Friday, May 31, 2013

Host and Document Collaborative Brainstorming Sessions With Realtime Board

Realtime Board is a nice tool for hosting online, collaborative brainstorming sessions. I've featured the service a couple of times since its launch last fall. The service allows to work with any information and visual content on one board individually or with the team. You can work with images, videos, PDF-files, write notes and comment everything, use colorful post-it stickers and work with files from your Google Drive. Recently, Realtime Board added a free education version. The education version provides schools with all of the features of the Pro version for free. That means you can create unlimited private and public boards, have an unlimited number of collaborators, and 3GB of storage space.

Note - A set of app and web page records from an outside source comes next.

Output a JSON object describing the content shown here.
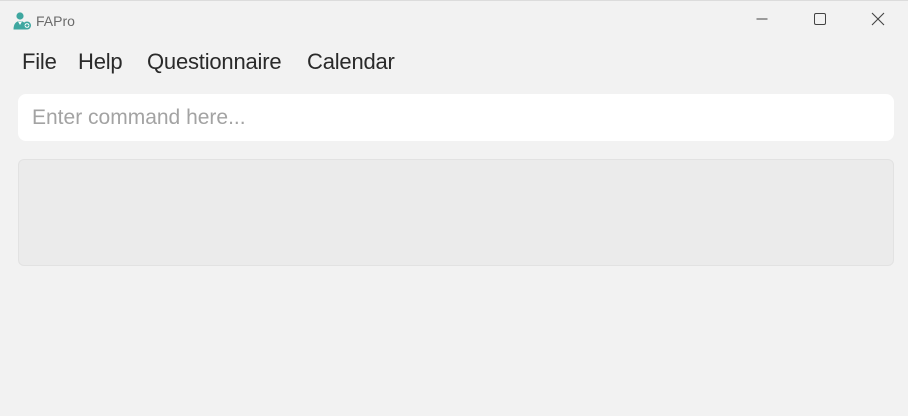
{
  "window": {
    "title": "FAPro",
    "icon": "doctor-user-icon",
    "controls": {
      "minimize_icon": "minimize-icon",
      "maximize_icon": "maximize-icon",
      "close_icon": "close-icon"
    }
  },
  "menu": {
    "items": [
      {
        "label": "File"
      },
      {
        "label": "Help"
      },
      {
        "label": "Questionnaire"
      },
      {
        "label": "Calendar"
      }
    ]
  },
  "command": {
    "placeholder": "Enter command here...",
    "value": ""
  },
  "result": {
    "text": ""
  },
  "colors": {
    "background": "#f2f2f2",
    "input": "#ffffff",
    "panel": "#ebebeb",
    "icon_accent": "#3fa7a0"
  }
}
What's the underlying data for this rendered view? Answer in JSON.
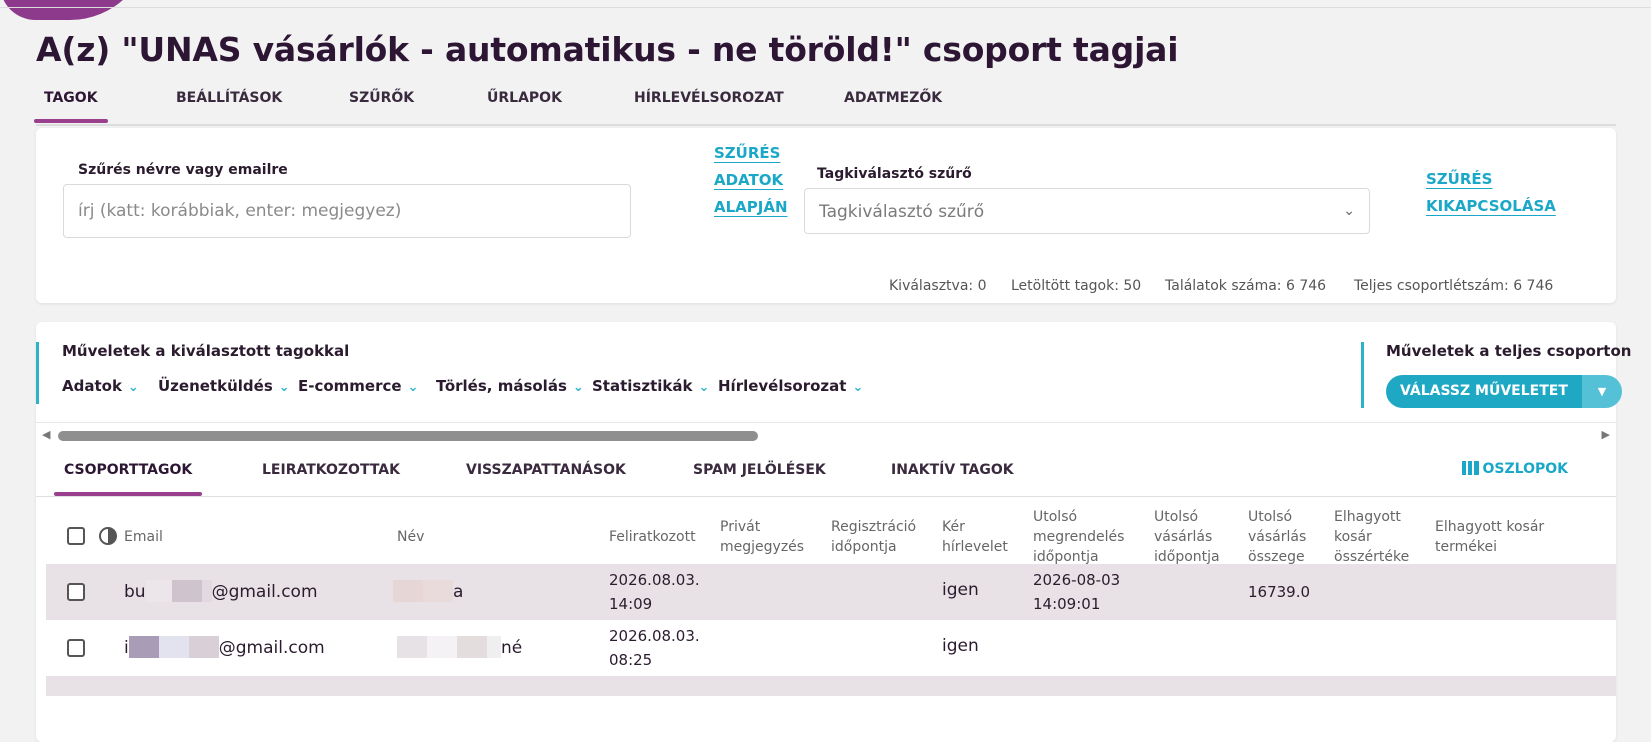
{
  "page_title": "A(z) \"UNAS vásárlók - automatikus - ne töröld!\" csoport tagjai",
  "main_tabs": [
    {
      "label": "TAGOK",
      "active": true
    },
    {
      "label": "BEÁLLÍTÁSOK"
    },
    {
      "label": "SZŰRŐK"
    },
    {
      "label": "ŰRLAPOK"
    },
    {
      "label": "HÍRLEVÉLSOROZAT"
    },
    {
      "label": "ADATMEZŐK"
    }
  ],
  "filter": {
    "search_label": "Szűrés névre vagy emailre",
    "search_placeholder": "írj (katt: korábbiak, enter: megjegyez)",
    "data_filter_link": [
      "SZŰRÉS",
      "ADATOK",
      "ALAPJÁN"
    ],
    "member_filter_label": "Tagkiválasztó szűrő",
    "member_filter_value": "Tagkiválasztó szűrő",
    "disable_filter_link": [
      "SZŰRÉS",
      "KIKAPCSOLÁSA"
    ]
  },
  "stats": {
    "selected": "Kiválasztva: 0",
    "loaded": "Letöltött tagok: 50",
    "results": "Találatok száma: 6 746",
    "total": "Teljes csoportlétszám: 6 746"
  },
  "operations": {
    "selected_title": "Műveletek a kiválasztott tagokkal",
    "selected_items": [
      "Adatok",
      "Üzenetküldés",
      "E-commerce",
      "Törlés, másolás",
      "Statisztikák",
      "Hírlevélsorozat"
    ],
    "group_title": "Műveletek a teljes csoporton",
    "group_button": "VÁLASSZ MŰVELETET"
  },
  "sub_tabs": [
    {
      "label": "CSOPORTTAGOK",
      "active": true
    },
    {
      "label": "LEIRATKOZOTTAK"
    },
    {
      "label": "VISSZAPATTANÁSOK"
    },
    {
      "label": "SPAM JELÖLÉSEK"
    },
    {
      "label": "INAKTÍV TAGOK"
    }
  ],
  "columns_button": "OSZLOPOK",
  "table": {
    "headers": [
      "Email",
      "Név",
      "Feliratkozott",
      [
        "Privát",
        "megjegyzés"
      ],
      [
        "Regisztráció",
        "időpontja"
      ],
      [
        "Kér",
        "hírlevelet"
      ],
      [
        "Utolsó",
        "megrendelés",
        "időpontja"
      ],
      [
        "Utolsó",
        "vásárlás",
        "időpontja"
      ],
      [
        "Utolsó",
        "vásárlás",
        "összege"
      ],
      [
        "Elhagyott",
        "kosár",
        "összértéke"
      ],
      [
        "Elhagyott kosár",
        "termékei"
      ]
    ],
    "rows": [
      {
        "email_prefix": "bu",
        "email_suffix": "@gmail.com",
        "name_suffix": "a",
        "subscribed": [
          "2026.08.03.",
          "14:09"
        ],
        "wants_newsletter": "igen",
        "last_order": [
          "2026-08-03",
          "14:09:01"
        ],
        "last_purchase_amount": "16739.0"
      },
      {
        "email_prefix": "i",
        "email_suffix": "@gmail.com",
        "name_suffix": "né",
        "subscribed": [
          "2026.08.03.",
          "08:25"
        ],
        "wants_newsletter": "igen"
      }
    ]
  },
  "colors": {
    "accent_purple": "#9a3f8d",
    "accent_teal": "#1ba8c8",
    "title": "#2d1634",
    "selected_row": "#e8e2e6"
  },
  "horizontal_scroll_position": 0
}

Applications for Education
If you're looking for a free tool that your students can use to plan projects and create multimedia media mindmaps, Realtime Board is definitely worth giving a try. You can try it without creating an account. 

Tuesday, March 12, 2013

Sketchlot - A Collaborative Whiteboard for All Devices

Sketchlot is a free collaborative whiteboard service that works on any device that has a web browser. I tested it on my MacBook, my iPad, and my Android tablet this afternoon. Sketchlot is designed for teacher and student use. Teachers create their own accounts and then inside that account they can create a list of students. Each student is assigned his or her own password to use to join a drawing shared by his or her teacher. Teachers can create as many drawings as they like and share them on an individual basis. Teachers can share their drawings to one or all of their students at a time. Students can create their own sketches to share back to their teachers through Sketchlot.
 

Applications for Education
There are few ways that teachers might use Sketchlot with students. Teachers could ask students to create and label diagrams and share them via Sketchlot. Students could use Sketchlot as a collaborative mind mapping tool.